Input:
________

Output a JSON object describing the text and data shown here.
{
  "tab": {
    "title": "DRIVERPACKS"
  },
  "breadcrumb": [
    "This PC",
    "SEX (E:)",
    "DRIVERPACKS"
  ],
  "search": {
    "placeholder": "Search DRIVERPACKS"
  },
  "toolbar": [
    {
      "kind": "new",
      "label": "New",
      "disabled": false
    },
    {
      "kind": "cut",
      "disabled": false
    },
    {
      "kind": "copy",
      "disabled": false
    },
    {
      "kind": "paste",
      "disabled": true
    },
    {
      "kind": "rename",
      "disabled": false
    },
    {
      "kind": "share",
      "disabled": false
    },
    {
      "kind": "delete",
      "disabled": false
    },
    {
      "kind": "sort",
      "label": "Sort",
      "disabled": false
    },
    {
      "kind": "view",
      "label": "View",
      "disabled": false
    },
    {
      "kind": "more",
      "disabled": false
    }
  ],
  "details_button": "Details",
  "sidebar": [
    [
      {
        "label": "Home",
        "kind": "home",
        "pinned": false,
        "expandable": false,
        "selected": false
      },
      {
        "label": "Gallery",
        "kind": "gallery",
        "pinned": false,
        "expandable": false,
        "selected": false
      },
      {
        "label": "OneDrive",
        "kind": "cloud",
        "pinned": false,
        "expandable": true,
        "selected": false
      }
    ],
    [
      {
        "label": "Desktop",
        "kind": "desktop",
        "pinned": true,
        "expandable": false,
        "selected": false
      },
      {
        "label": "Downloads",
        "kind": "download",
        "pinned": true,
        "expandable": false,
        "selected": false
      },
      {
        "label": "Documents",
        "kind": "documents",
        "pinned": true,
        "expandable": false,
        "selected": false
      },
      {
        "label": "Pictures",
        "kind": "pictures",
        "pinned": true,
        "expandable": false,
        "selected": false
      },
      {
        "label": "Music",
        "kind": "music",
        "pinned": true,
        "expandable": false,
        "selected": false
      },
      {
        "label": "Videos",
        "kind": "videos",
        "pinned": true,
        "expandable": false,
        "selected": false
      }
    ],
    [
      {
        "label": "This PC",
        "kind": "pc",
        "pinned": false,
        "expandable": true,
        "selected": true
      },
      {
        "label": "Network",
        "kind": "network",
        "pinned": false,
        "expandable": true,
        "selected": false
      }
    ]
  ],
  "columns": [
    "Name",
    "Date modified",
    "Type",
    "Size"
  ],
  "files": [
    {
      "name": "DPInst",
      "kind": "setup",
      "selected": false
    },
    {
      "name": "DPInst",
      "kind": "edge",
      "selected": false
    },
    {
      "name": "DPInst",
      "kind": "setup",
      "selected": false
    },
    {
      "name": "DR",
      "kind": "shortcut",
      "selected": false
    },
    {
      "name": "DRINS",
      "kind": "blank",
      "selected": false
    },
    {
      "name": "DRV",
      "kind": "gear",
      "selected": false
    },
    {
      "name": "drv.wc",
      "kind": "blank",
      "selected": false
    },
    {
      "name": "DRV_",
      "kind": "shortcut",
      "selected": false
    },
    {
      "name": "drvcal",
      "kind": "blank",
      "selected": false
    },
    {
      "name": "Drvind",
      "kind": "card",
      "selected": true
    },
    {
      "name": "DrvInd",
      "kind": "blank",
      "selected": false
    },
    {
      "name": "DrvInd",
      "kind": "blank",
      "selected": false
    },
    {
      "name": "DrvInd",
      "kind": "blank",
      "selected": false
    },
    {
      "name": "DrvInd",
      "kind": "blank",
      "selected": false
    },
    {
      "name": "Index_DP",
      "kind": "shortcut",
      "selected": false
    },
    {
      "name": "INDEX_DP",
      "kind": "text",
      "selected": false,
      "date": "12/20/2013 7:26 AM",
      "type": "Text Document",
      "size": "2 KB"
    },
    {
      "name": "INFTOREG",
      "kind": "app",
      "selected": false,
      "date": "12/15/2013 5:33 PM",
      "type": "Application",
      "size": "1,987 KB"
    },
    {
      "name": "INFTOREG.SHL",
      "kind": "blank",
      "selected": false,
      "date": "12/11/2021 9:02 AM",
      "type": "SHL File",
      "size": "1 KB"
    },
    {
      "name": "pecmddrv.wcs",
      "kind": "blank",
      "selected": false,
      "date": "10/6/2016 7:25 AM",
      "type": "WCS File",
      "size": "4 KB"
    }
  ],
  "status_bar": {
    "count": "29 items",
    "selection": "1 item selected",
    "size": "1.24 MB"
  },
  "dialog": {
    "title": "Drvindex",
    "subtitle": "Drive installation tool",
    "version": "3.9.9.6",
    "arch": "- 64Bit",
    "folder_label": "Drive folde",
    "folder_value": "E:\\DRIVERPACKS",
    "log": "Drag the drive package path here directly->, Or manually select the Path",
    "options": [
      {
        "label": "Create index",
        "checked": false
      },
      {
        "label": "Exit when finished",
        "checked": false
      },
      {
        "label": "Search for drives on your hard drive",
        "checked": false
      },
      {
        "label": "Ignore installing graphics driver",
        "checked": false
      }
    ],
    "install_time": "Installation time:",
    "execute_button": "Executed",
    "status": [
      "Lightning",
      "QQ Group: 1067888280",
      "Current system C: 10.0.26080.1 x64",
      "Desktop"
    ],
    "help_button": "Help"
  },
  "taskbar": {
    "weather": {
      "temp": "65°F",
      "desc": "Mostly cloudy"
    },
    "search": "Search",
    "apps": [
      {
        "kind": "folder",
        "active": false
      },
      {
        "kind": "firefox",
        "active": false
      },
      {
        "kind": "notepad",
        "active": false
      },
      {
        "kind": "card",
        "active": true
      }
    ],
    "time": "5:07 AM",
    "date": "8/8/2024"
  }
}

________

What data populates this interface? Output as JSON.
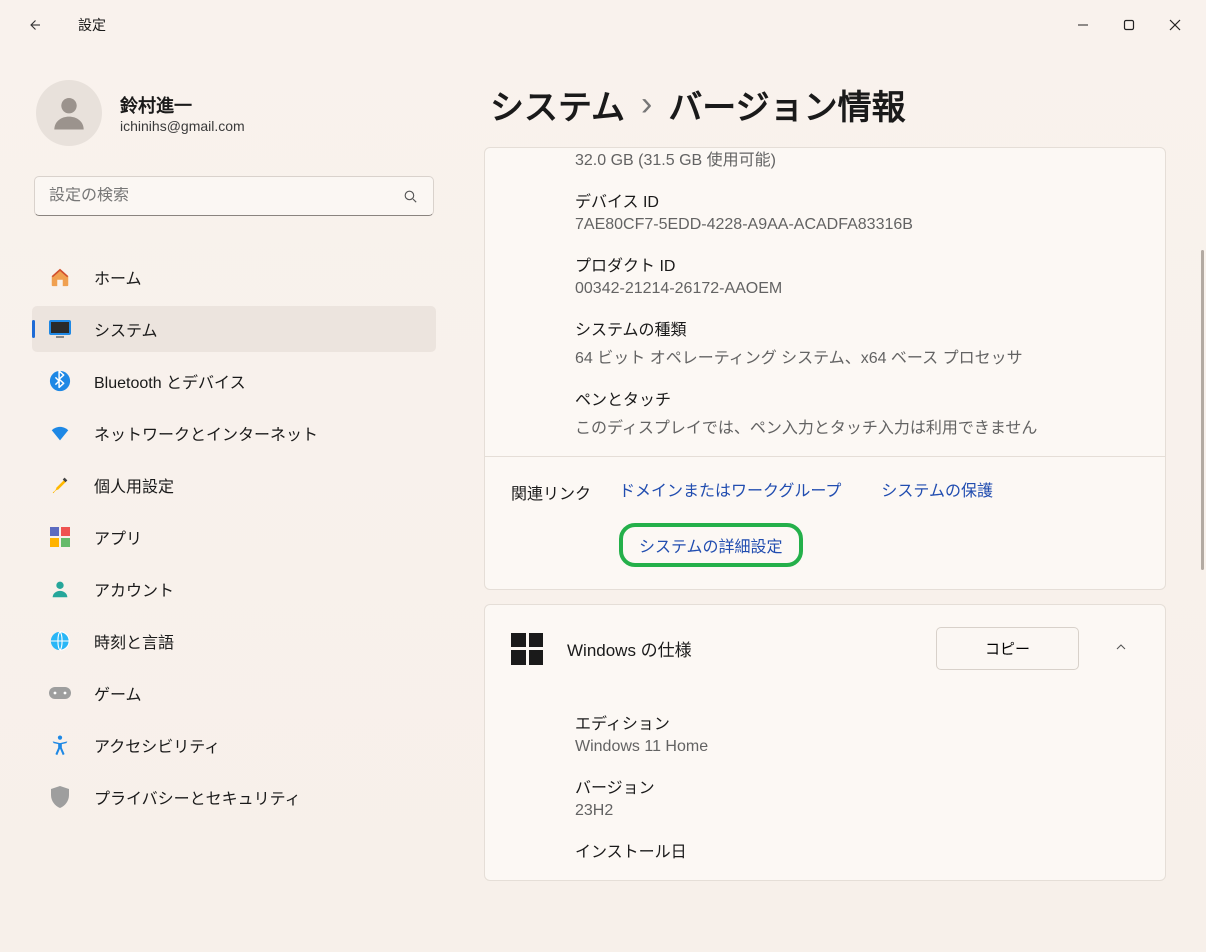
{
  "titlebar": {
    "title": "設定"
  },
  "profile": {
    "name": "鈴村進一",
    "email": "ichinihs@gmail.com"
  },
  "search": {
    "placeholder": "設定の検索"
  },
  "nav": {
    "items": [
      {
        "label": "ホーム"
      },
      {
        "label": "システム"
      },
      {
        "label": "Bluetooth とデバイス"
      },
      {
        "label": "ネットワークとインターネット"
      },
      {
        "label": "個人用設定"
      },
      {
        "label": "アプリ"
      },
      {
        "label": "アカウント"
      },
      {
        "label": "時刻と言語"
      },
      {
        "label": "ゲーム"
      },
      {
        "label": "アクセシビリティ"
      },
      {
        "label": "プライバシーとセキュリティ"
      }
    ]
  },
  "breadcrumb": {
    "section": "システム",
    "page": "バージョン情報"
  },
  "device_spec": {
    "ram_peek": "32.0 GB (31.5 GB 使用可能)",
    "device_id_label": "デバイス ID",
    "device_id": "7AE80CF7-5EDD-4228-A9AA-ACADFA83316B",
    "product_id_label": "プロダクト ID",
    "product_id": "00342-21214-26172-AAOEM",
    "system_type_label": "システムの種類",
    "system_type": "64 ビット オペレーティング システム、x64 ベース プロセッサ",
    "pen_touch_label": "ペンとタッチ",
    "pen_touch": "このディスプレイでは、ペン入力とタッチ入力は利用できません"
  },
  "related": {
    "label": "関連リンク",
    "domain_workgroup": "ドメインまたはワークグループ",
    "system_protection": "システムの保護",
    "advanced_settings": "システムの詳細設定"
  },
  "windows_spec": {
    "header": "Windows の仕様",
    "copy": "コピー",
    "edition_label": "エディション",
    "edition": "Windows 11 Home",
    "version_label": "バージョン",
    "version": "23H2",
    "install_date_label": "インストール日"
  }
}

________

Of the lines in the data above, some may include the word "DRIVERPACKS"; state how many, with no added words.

4